In this talk we explore the challenges and innovations that have led to dynamic CT, highlighting several applications across materials sciences, life sciences, and geosciences. Click here to register.
Luke Hunter is the regional product manager for North and South America for TESCAN’s Micro-CT product lines. He has over a decade of experience in the X-ray microscopy and micro-CT industries, as an application specialist, applications manager, and product manager. After extensive time focusing on high resolution computed tomography, Luke was very excited by the opportunity to join TESCAN and push the boundaries of the field through lab-based dynamic CT. He received his master’s degree from the University of California, Berkeley (Berkeley, CA USA) in Mechanical Engineering and his bachelor’s degree, also in Mechanical Engineering, from Washington State University (Pullman, WA USA).
TESCAN is a global supplier of scientific instrumentation and microscopy solutions, headquartered in Brno, Czech Republic.
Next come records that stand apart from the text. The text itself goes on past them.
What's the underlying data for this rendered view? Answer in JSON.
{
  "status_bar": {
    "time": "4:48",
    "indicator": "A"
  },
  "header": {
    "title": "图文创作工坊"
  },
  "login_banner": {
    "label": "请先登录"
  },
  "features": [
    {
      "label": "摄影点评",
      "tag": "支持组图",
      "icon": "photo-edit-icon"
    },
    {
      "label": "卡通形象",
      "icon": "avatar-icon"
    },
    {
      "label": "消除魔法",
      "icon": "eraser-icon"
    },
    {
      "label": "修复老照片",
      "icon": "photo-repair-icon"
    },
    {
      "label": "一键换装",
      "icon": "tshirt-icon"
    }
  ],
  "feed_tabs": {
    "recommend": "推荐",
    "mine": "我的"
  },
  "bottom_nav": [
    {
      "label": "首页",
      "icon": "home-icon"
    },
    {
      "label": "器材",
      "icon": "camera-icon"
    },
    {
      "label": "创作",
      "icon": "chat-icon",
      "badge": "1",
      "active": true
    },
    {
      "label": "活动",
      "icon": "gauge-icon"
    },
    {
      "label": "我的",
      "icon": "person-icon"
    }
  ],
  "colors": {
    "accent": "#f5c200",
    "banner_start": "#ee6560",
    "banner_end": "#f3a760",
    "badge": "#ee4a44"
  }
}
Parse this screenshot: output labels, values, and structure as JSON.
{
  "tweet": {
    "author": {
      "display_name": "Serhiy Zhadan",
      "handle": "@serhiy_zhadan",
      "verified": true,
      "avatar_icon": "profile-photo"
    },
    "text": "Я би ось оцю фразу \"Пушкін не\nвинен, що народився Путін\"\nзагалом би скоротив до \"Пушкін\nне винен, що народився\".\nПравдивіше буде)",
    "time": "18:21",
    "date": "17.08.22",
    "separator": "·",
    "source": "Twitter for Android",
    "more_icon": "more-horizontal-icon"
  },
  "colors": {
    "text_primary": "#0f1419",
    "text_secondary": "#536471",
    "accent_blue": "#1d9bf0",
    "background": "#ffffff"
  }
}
The company is focused on research, development, and manufacturing of scientific instruments and laboratory equipment including electron- and ion microscopy, micro-CT, and more.